New York police officers accused in alleged ticket-fixing operation

New York City Police Commissioner Raymond Kelly talked to the press about the officers' indictments.

Story highlights

  • 16 members of New York's police department are indicted after 3-year investigation
  • The scandal is the second in a week to hit the department
  • Supporters line up outside courthouse in support of the officers
  • Those indicted have pleaded not guilty to the charges, says the district attorney
Sixteen members of the New York Police Department have been indicted on charges they were involved in "highly organized, systematic" misconduct that included a large-scale ticket-fixing operation, among other allegations, city and police officials announced Friday.
The scandal is the second in a week to hit the department. On Tuesday, five active and three retired officers were among 12 people charged with conspiring to transport and distribute firearms and stolen goods across state lines.
The ticket-fixing operation allegedly involved summonses to people closely acquainted with the officers, including family members and friends. The indictments allege that some officers tampered with the tickets to result in them being thrown out, according to a press release from the Bronx District Attorney's Office.
"It's difficult to have to announce for the second time this week that police officers have been arrested for misconduct," New York Police Commissioner Ray Kelly said in a press conference Friday afternoon. "Their misdeeds tarnish the good name and reputation of the vast majority of police officers who perform their duties honestly and often at great risk to their own personal safety."
Five civilians were also named in the indictments, unsealed Friday by the New York Supreme Court.
The indictments are the culmination of a nearly three-year investigation by the police department's Internal Affairs Bureau.

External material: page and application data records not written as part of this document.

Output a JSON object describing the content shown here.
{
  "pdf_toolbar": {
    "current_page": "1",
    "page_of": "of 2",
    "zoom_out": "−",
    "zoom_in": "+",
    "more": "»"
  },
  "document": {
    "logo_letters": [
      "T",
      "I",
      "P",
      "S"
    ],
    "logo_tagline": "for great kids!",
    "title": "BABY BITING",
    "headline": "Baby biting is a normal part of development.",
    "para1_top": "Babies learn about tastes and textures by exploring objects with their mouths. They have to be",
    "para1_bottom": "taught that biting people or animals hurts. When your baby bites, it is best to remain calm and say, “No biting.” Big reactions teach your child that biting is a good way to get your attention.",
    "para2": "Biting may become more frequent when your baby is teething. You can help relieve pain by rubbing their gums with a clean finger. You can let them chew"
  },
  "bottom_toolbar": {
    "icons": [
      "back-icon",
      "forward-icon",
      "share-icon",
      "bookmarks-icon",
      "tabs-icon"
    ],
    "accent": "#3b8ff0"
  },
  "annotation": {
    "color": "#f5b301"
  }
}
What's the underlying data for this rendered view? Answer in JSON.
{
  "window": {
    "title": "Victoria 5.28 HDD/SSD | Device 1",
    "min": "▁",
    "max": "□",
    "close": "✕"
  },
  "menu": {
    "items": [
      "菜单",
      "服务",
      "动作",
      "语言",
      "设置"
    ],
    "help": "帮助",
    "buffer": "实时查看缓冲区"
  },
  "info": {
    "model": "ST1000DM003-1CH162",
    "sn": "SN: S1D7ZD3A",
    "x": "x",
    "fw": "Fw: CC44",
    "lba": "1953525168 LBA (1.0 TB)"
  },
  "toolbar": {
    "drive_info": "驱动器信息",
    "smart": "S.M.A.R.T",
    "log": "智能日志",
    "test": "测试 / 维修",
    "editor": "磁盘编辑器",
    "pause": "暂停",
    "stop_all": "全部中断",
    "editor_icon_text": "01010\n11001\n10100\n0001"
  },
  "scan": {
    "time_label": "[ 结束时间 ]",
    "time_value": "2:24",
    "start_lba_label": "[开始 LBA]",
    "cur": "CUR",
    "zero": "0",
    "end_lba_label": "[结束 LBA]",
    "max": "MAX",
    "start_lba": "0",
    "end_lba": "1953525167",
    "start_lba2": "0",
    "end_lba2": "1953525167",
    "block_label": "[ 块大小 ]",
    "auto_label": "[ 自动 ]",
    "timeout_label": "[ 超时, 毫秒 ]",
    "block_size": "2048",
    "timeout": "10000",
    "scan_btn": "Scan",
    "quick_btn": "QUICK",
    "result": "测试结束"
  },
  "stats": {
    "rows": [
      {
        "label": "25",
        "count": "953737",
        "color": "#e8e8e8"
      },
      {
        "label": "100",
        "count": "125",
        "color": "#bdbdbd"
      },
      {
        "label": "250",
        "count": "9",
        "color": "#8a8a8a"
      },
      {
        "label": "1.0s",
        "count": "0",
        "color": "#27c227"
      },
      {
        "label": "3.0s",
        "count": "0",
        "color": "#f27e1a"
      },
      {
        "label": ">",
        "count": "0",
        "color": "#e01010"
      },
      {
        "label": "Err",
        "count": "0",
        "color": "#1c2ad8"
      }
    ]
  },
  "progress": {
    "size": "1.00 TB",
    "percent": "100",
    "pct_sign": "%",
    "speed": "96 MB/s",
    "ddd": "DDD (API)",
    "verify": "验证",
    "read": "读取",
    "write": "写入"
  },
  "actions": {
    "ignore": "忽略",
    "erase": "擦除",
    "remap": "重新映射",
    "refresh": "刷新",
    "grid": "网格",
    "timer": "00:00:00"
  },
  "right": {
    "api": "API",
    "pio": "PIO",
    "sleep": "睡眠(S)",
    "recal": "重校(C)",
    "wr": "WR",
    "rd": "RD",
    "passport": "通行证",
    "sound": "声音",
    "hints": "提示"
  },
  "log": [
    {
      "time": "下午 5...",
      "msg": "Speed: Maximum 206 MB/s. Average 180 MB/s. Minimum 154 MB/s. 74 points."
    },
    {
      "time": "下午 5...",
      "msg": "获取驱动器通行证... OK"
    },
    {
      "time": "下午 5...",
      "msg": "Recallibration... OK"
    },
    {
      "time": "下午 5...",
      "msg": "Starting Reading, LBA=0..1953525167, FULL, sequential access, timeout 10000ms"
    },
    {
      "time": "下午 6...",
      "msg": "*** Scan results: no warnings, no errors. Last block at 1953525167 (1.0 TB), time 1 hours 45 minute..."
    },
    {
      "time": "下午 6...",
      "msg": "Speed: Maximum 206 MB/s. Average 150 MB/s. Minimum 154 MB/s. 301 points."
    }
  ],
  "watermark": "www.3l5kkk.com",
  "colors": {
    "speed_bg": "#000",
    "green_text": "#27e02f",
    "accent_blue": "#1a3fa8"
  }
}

The probe began in December 2008 with an anonymous tip about a police officer in the Bronx allegedly "engaged in various illegal business activities with a reputed drug dealer," the district attorney's office said.
Over the course of the investigation, detectives continued to discover more suspected misconduct, including the alleged ticket-fixing operation, as well as uncovering "the alleged failure of police officers to make an arrest and subsequent attempt to cover up an assault" by a suspect connected to the Patrolmen's Benevolent Association, a police union, the district attorney's office said.
More than 1,500 felony and misdemeanor charges were filed in connection with the investigation, including attempted robbery, attempted grand larceny, theft, tampering with public records, official misconduct, conspiracy and assault.
The indicted officers appeared in court Friday, where they received a round of applause by supporters and fellow police officers outside of the courthouse.
"A courtesy has now turned into a crime. And that is wrong. Something that is institutional in the NYPD and accepted has landed on the shoulders of New York City police officers," Pat Lynch, the police union president, told reporters.
All of the individuals indicted pleaded not guilty, the district attorney's office said.